With the new fall season just around the corner (where does the time go?), there are a slew of new comedies on the horizon that network marketing execs want you to believe are the most revolutionary things since the invention of color television. And with a good chunk of these being programs that got pushed through to series without networks even first seeing a pilot due to last year’s WGA strike, how can you weed through to find the deep belly laughs amid piles of mere canned chuckles? Well, that’s where I come in! I'll break it down night by night and highlight what is worth a try and what is worth a TiVo Season Pass.
Though Monday nights will boast the premiere of CBS’ Worst Week (airing at 9:30), it looks to be no match for timeslot rival (and Emmy nominee) Christina Applegate’s Samantha Who? Though Worst Week has the fact that it’s a remake of a BBC original going for it (just look at the success of America’s version of The Office, for example), its premise feels short lived at best. A sitcom with yet another hapless husband—or soon-to-be husband, in this case—at the helm (ironically another Sam, but this one played by Kyle Bornheimer), Worst Week focuses on the uncomfortable nature of telling your girlfriend’s parents (Kurtwood Smith and Nancy Lenehan) that she is pregnant and you are getting married, but today that really only warrants one slightly awkward conversation, so what kind of “wacky high jinks” will be forced upon the two couples for the rest of the episodes as they are forced to get very well-acquainted with each other? If we’re using the pilot to determine, then its safe to say there will be an abundance of pale, flabby, upper male nudity, and that can only be funny for an episode or two at best. Verdict? Give Worst Week a shot, but if it lives up to its name after episode two, it won’t get any better, and tune into the already established Samantha Who? on ABC instead.

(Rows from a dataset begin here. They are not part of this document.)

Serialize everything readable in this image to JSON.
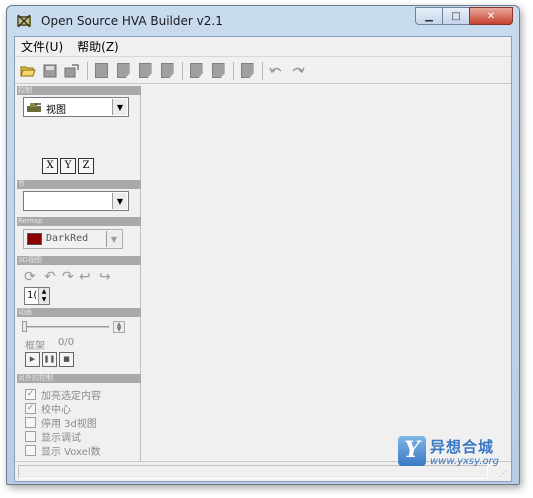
{
  "window": {
    "title": "Open Source HVA Builder v2.1",
    "minimize_glyph": "▁",
    "maximize_glyph": "□",
    "close_glyph": "✕"
  },
  "menu": {
    "items": [
      {
        "label": "文件(U)"
      },
      {
        "label": "帮助(Z)"
      }
    ]
  },
  "toolbar": {
    "icons": [
      "open-folder-icon",
      "save-icon",
      "export-icon",
      "doc-icon",
      "doc-edit-icon",
      "doc-icon",
      "doc-icon",
      "doc-icon",
      "doc-icon",
      "doc-icon",
      "undo-icon",
      "redo-icon"
    ]
  },
  "panel": {
    "sections": {
      "control": "控制",
      "section": "节",
      "remap": "Remap",
      "view3d": "3D视图",
      "animation": "动画",
      "advanced": "另外的控制"
    },
    "view_combo": {
      "value": "视图"
    },
    "axes": [
      "X",
      "Y",
      "Z"
    ],
    "section_combo": {
      "value": ""
    },
    "remap_combo": {
      "value": "DarkRed",
      "swatch_color": "#8b0000"
    },
    "spin_value": "1(",
    "frame_label": "框架",
    "frame_value": "0/0",
    "checks": [
      {
        "label": "加亮选定内容",
        "checked": true
      },
      {
        "label": "校中心",
        "checked": true
      },
      {
        "label": "停用  3d视图",
        "checked": false
      },
      {
        "label": "显示调试",
        "checked": false
      },
      {
        "label": "显示  Voxel数",
        "checked": false
      }
    ]
  },
  "watermark": {
    "letter": "Y",
    "title": "异想合城",
    "url": "www.yxsy.org"
  },
  "colors": {
    "accent": "#3a78c4",
    "section_header": "#a9a9a9"
  }
}
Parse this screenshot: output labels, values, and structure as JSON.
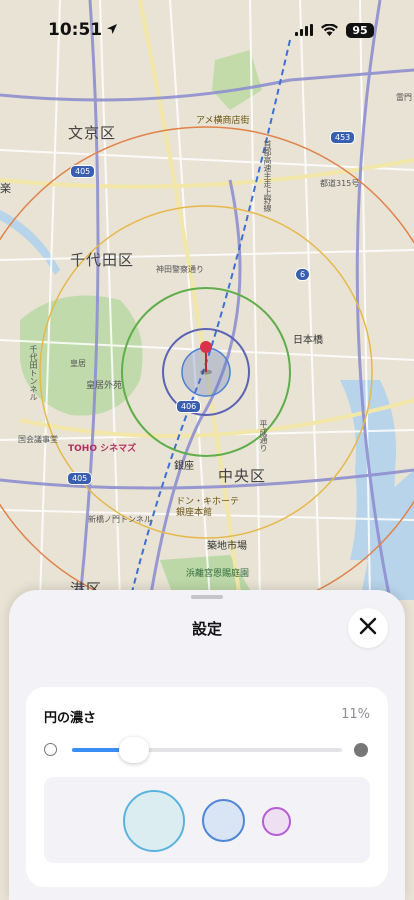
{
  "status_bar": {
    "time": "10:51",
    "battery": "95"
  },
  "map": {
    "places": [
      {
        "label": "文京区"
      },
      {
        "label": "千代田区"
      },
      {
        "label": "中央区"
      },
      {
        "label": "日本橋"
      },
      {
        "label": "銀座"
      },
      {
        "label": "築地市場"
      },
      {
        "label": "港区"
      },
      {
        "label": "楽"
      },
      {
        "label": "雷門"
      },
      {
        "label": "都道315号"
      },
      {
        "label": "神田警察通り"
      },
      {
        "label": "首都高速主走上野線"
      },
      {
        "label": "千代田トンネル"
      },
      {
        "label": "皇居"
      },
      {
        "label": "皇居外苑"
      },
      {
        "label": "国会議事堂"
      },
      {
        "label": "新橋ノ門トンネル"
      },
      {
        "label": "平成通り"
      }
    ],
    "pois": [
      {
        "label": "アメ横商店街"
      },
      {
        "label": "TOHO シネマズ"
      },
      {
        "label": "ドン・キホーテ 銀座本館"
      },
      {
        "label": "浜離宮恩賜庭園"
      }
    ],
    "shields": [
      "405",
      "453",
      "6",
      "406",
      "405"
    ],
    "circle_colors": [
      "#e0824a",
      "#e6b84a",
      "#5fae4a",
      "#5a62b4",
      "#4a7fd6"
    ],
    "pin_color": "#d8334a"
  },
  "sheet": {
    "title": "設定",
    "close_icon": "xmark-icon",
    "opacity": {
      "label": "円の濃さ",
      "value_text": "11%",
      "value": 0.11,
      "min_icon": "circle-outline-icon",
      "max_icon": "circle-filled-icon"
    },
    "size_options": [
      "large-circle",
      "medium-circle",
      "small-circle"
    ]
  }
}
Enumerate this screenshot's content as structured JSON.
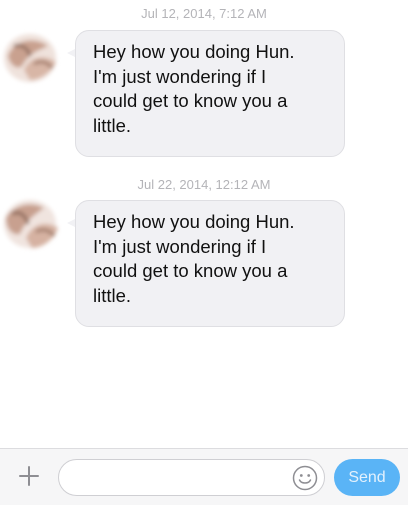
{
  "thread": {
    "messages": [
      {
        "timestamp": "Jul 12, 2014, 7:12 AM",
        "text": "Hey how you doing Hun.\nI'm just wondering if I\ncould get to know you a\nlittle."
      },
      {
        "timestamp": "Jul 22, 2014, 12:12 AM",
        "text": "Hey how you doing Hun.\nI'm just wondering if I\ncould get to know you a\nlittle."
      }
    ]
  },
  "composer": {
    "placeholder": "",
    "value": "",
    "send_label": "Send",
    "add_icon": "plus-icon",
    "emoji_icon": "smiley-icon"
  },
  "colors": {
    "bubble_bg": "#f1f1f4",
    "send_button_bg": "#5ab4f6",
    "timestamp_text": "#b4b4b8"
  }
}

The CW’s Privileged (Tuesdays at 9) is not your typical comedy: an Ivy-league graduate (JoAnna Garcia) puts her journalism career on pause to become a live-in tutor to a cosmetics mogul (Anne Archer)’s two spoiled granddaughters. Though Privileged is packed with so much melodrama and interweaving of different characters (including an estranged sister, a live-in chef, a next-door-neighbor dilettante, and a typical best-friend-who-harbors-a-secret-crush) that its trailer was five minutes long, it is on a network known for zippy (and often snarky) dialogue, even in its darkest of shows. Some may laugh with Garcia as she lightens the intensity of her own life, and some may laugh at her almost naïve optimism or even the over-the-top situations the sisters get in just because they have money, but either way, Privileged is a fun, light-hearted escapism type show that will leave you smiling and feeling better about your own life.
Wednesday nights will offer two new sitcoms—one from CBS starring Jay Mohr (Gary Unmarried; 8:30) about your typical work-in-progress newly single dad, and one from Fox about the intermingling personal lives of employees at a chic hotel (Do Not Disturb; 9:30). Though the pilot of Do Not Disturb full of broad, somewhat stereotypical humor, this up/down stairs comedy (both literal with the various floors in the hotel as well as metaphoric for the split between employees and guests) boasts perhaps the greatest potential for the fall season, as it stars Niecy Nash, Jerry O'Connell, Jesse Tyler Ferguson, and Molly Stanton; is produced by one of the Arrested Development writers; and is directed by Jason Bateman. Each of these people are so funny on their own, they have legions of fans following them to whatever project they take on next, so throwing them onto one set together, assuming there is some room for improvisation, should be side-splitting. This is definitely the one to watch!
NBC is once again reclaiming its Must See Thursday nights with the addition of the quirky rendition of an Australian hit, Kath & Kim, at 8:30. Smack dab in the middle of already proven successes My Name Is Earl and The Office, Kath & Kim already has the right (dysfunctional) sense of humor to speak to that audience. And boasting actors that are equally as oddball like Molly Shannon, Selma Blair, and John Michael Higgins, Kath & Kim, even in its most outlandish moments, still comes off believable. They are the new Bluth family, and that alone is a huge positive in their favor.
Also on the horizon, though not yet with an airdate, is yet another adaptation: HBO’s Suburban Shootout starring Judy Greer, Rachael Harris, Kerri Kenney, and Kelly Preston. A satirical comedy, Suburban Shootout is one part-Desperate Housewives, one part-Weeds, and one part-Sopranos, centering on a couple who moves to a quaint little town from the big city only to find they are surrounded by rival gangs of housewives. Such comedic genius, paired with the smart style of HBO, makes Suburban Shootout the most eagerly awaited new program for the 2008-2009 season and well worth the price of premium cable service.
Tune back in tomorrow when we offer our opinions on the upcoming fall dramas!